Phishing has been a popular tactic for a long time now, and it is unlikely to go away anytime soon. More often than not, phishing emails are determined to be the initial infection vector for compromises that lead to credential theft, malware infections, and data exfiltration. While other infection vectors rely heavily on technical skill, where attackers must defeat defense technologies and navigate enterprise infrastructure, a well-crafted phishing email need only convince a single user to click on a malicious link and enter their sensitive information – or download a malicious attachment – to provide attackers access to a victim environment. Once that foothold is obtained, the attackers can do further reconnaissance to identify databases with the greatest volume of sensitive information or find a high-value target.
Phishing emails are so powerful that they are used by all different types of threat actors, from cyber criminals interested in financial gain, to sophisticated cyber espionage groups, to inexperienced pranksters looking to make a quick buck. The following are some examples of recent real-world attacks involving phishing:
Financially motivated criminals and cyber espionage actors constantly change their tactics, techniques and procedures in order to evade detection and increase their rate of success in phishing operations. Not only has the volume and sophistication of phishing campaigns increased throughout 2017, but we are also observing an uptick in spear phishing campaigns that are extremely tailored to the target and are much harder to spot.

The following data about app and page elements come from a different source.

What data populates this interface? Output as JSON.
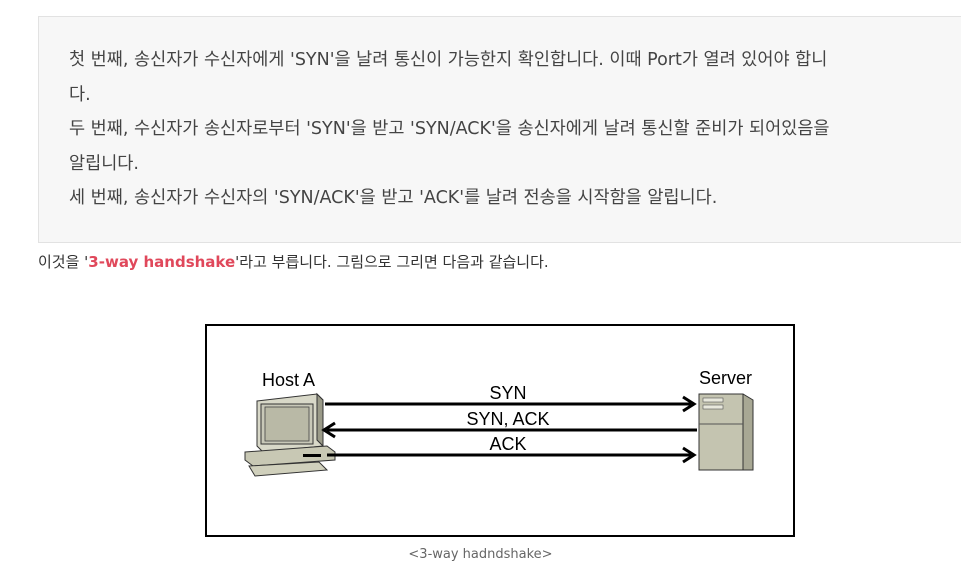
{
  "quote": {
    "lines": [
      "첫 번째, 송신자가 수신자에게 'SYN'을 날려 통신이 가능한지 확인합니다. 이때 Port가 열려 있어야 합니",
      "다.",
      "두 번째, 수신자가 송신자로부터 'SYN'을 받고 'SYN/ACK'을 송신자에게 날려 통신할 준비가 되어있음을",
      "알립니다.",
      "세 번째, 송신자가 수신자의 'SYN/ACK'을 받고 'ACK'를 날려 전송을 시작함을 알립니다."
    ]
  },
  "intro": {
    "before": "이것을 '",
    "highlight": "3-way handshake",
    "after": "'라고 부릅니다. 그림으로 그리면 다음과 같습니다."
  },
  "diagram": {
    "host_label": "Host A",
    "server_label": "Server",
    "messages": [
      {
        "label": "SYN",
        "direction": "to-server"
      },
      {
        "label": "SYN, ACK",
        "direction": "to-host"
      },
      {
        "label": "ACK",
        "direction": "to-server"
      }
    ]
  },
  "caption": "<3-way hadndshake>",
  "colors": {
    "highlight": "#e0485b",
    "quote_bg": "#f7f7f7"
  }
}
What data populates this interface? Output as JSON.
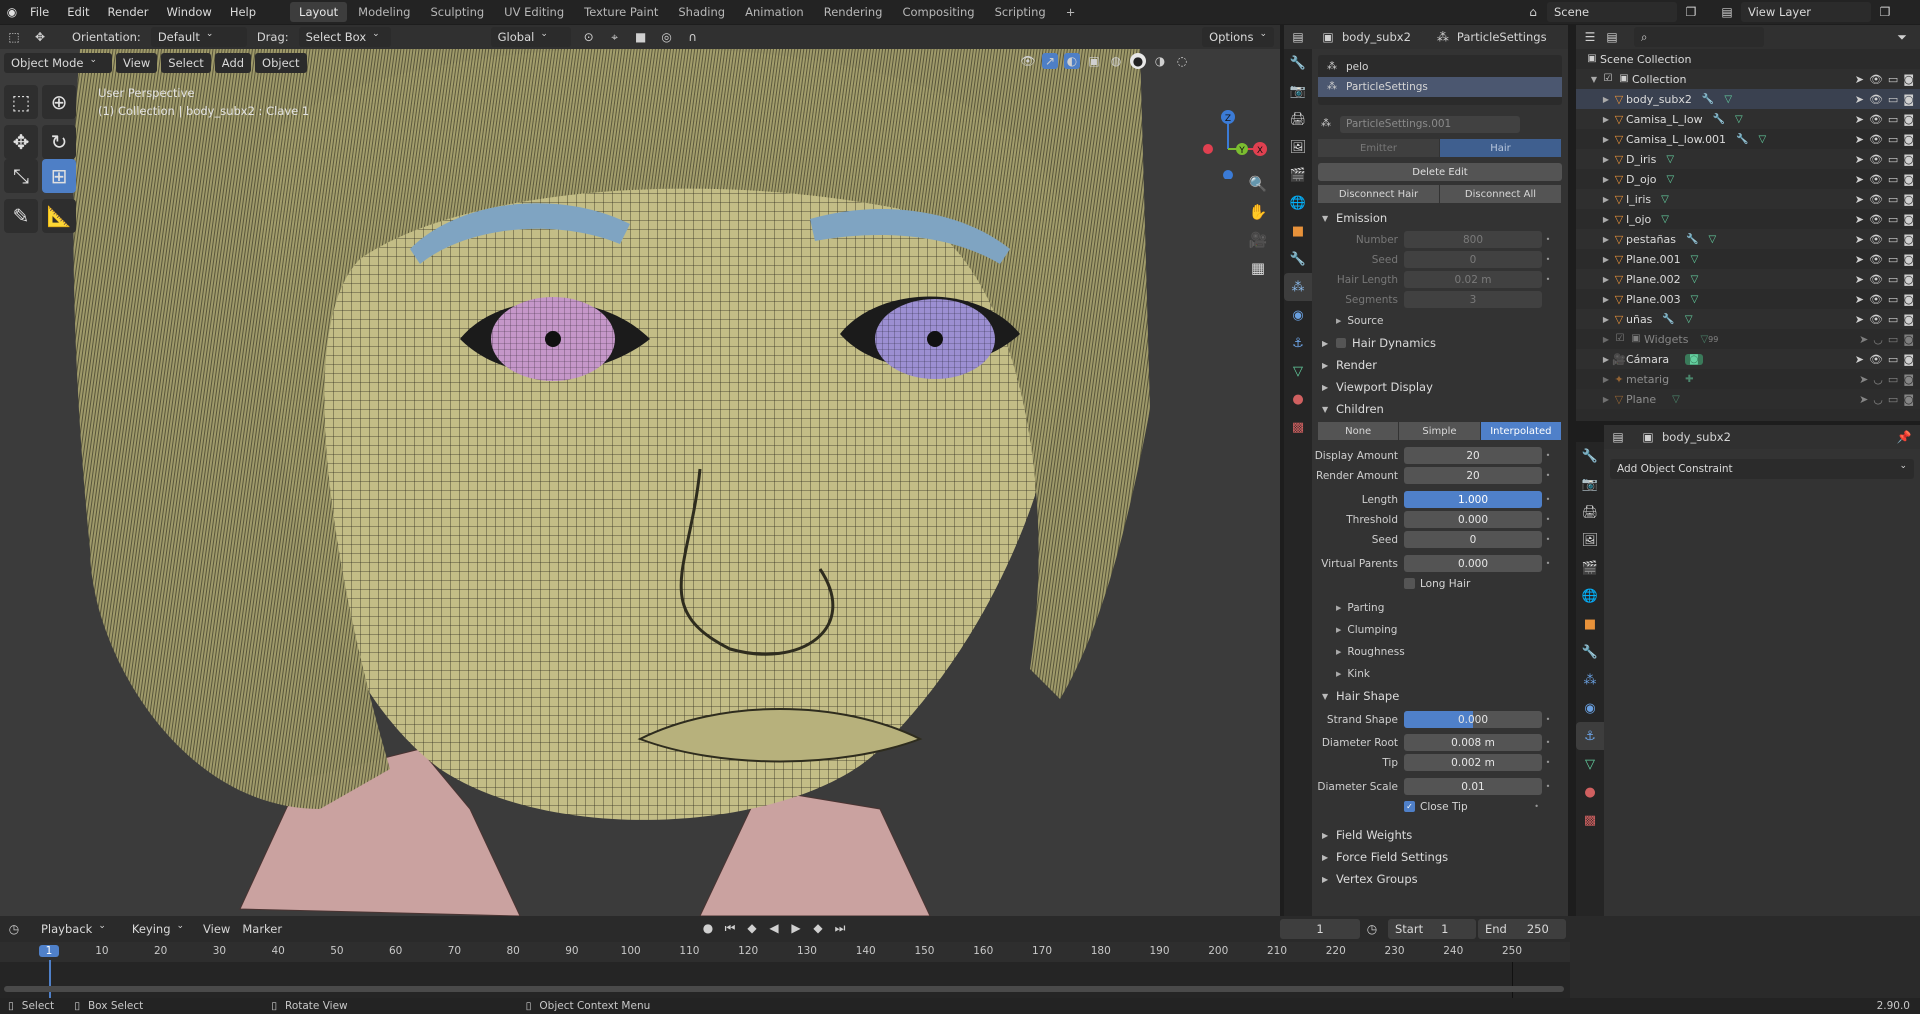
{
  "topbar": {
    "menus": [
      "File",
      "Edit",
      "Render",
      "Window",
      "Help"
    ],
    "workspaces": [
      "Layout",
      "Modeling",
      "Sculpting",
      "UV Editing",
      "Texture Paint",
      "Shading",
      "Animation",
      "Rendering",
      "Compositing",
      "Scripting"
    ],
    "active_workspace": "Layout",
    "add_tab": "+",
    "scene": "Scene",
    "view_layer": "View Layer"
  },
  "vp_header": {
    "orientation_label": "Orientation:",
    "orientation": "Default",
    "drag_label": "Drag:",
    "drag": "Select Box",
    "transform": "Global",
    "options": "Options",
    "mode": "Object Mode",
    "menus": [
      "View",
      "Select",
      "Add",
      "Object"
    ]
  },
  "viewport": {
    "perspective": "User Perspective",
    "collection_info": "(1) Collection | body_subx2 : Clave 1",
    "gizmo": {
      "x": "X",
      "y": "Y",
      "z": "Z"
    }
  },
  "props": {
    "header_object": "body_subx2",
    "header_settings": "ParticleSettings",
    "slots": [
      "pelo",
      "ParticleSettings"
    ],
    "datablock": "ParticleSettings.001",
    "type_options": [
      "Emitter",
      "Hair"
    ],
    "active_type": "Hair",
    "delete_edit": "Delete Edit",
    "disconnect_hair": "Disconnect Hair",
    "disconnect_all": "Disconnect All",
    "emission": {
      "title": "Emission",
      "number_label": "Number",
      "number": "800",
      "seed_label": "Seed",
      "seed": "0",
      "hair_length_label": "Hair Length",
      "hair_length": "0.02 m",
      "segments_label": "Segments",
      "segments": "3"
    },
    "sections": {
      "source": "Source",
      "hair_dynamics": "Hair Dynamics",
      "render": "Render",
      "viewport_display": "Viewport Display",
      "children": "Children"
    },
    "children": {
      "modes": [
        "None",
        "Simple",
        "Interpolated"
      ],
      "active": "Interpolated",
      "display_amount_label": "Display Amount",
      "display_amount": "20",
      "render_amount_label": "Render Amount",
      "render_amount": "20",
      "length_label": "Length",
      "length": "1.000",
      "threshold_label": "Threshold",
      "threshold": "0.000",
      "seed_label": "Seed",
      "seed": "0",
      "virtual_parents_label": "Virtual Parents",
      "virtual_parents": "0.000",
      "long_hair": "Long Hair",
      "subs": [
        "Parting",
        "Clumping",
        "Roughness",
        "Kink"
      ]
    },
    "hair_shape": {
      "title": "Hair Shape",
      "strand_shape_label": "Strand Shape",
      "strand_shape": "0.000",
      "diameter_root_label": "Diameter Root",
      "diameter_root": "0.008 m",
      "tip_label": "Tip",
      "tip": "0.002 m",
      "diameter_scale_label": "Diameter Scale",
      "diameter_scale": "0.01",
      "close_tip": "Close Tip"
    },
    "bottom_sections": [
      "Field Weights",
      "Force Field Settings",
      "Vertex Groups"
    ]
  },
  "outliner": {
    "root": "Scene Collection",
    "collection": "Collection",
    "items": [
      "body_subx2",
      "Camisa_L_low",
      "Camisa_L_low.001",
      "D_iris",
      "D_ojo",
      "I_iris",
      "I_ojo",
      "pestañas",
      "Plane.001",
      "Plane.002",
      "Plane.003",
      "uñas"
    ],
    "widgets": "Widgets",
    "widgets_count": "99",
    "camera": "Cámara",
    "metarig": "metarig",
    "plane": "Plane"
  },
  "constraints": {
    "object": "body_subx2",
    "add": "Add Object Constraint"
  },
  "timeline": {
    "menus": [
      "Playback",
      "Keying",
      "View",
      "Marker"
    ],
    "current_frame": "1",
    "start_label": "Start",
    "start": "1",
    "end_label": "End",
    "end": "250",
    "ticks": [
      "1",
      "10",
      "20",
      "30",
      "40",
      "50",
      "60",
      "70",
      "80",
      "90",
      "100",
      "110",
      "120",
      "130",
      "140",
      "150",
      "160",
      "170",
      "180",
      "190",
      "200",
      "210",
      "220",
      "230",
      "240",
      "250"
    ]
  },
  "status": {
    "select": "Select",
    "box_select": "Box Select",
    "rotate_view": "Rotate View",
    "context_menu": "Object Context Menu",
    "version": "2.90.0"
  }
}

From a legal perspective, the fact that the volume and sophistication of email-based cyberattacks only continues to grow raises serious questions about what companies need to do in order to protect themselves. Given current trends, any moderately sized business should be looking beyond basic signature-based anti-virus defenses and employee training if they want to better protect their email systems from cyber attacks. Defenses that were once considered “next-generation” or “advanced” should now be viewed more as essential components of any standard cyber defense architecture. This would include tools such as non-signature based defenses, automatic threat intelligence sharing, and other behavioral analysis systems designed to automatically and affirmatively identify malicious code or links embedded in emails or hyperlinks.
While electing to utilize such defenses can certainly be justifiable depending on a company’s resources or threat profile, private companies at the very least need to actively analyze and consider the overwhelming volume of email-based cyber attacks when determining how to allocate their cybersecurity resources. Whatever defenses a company decides to implement, they should contemporaneously document why those defenses were chosen and how they match up to their various risk and threat assessments.
This article was originally published here.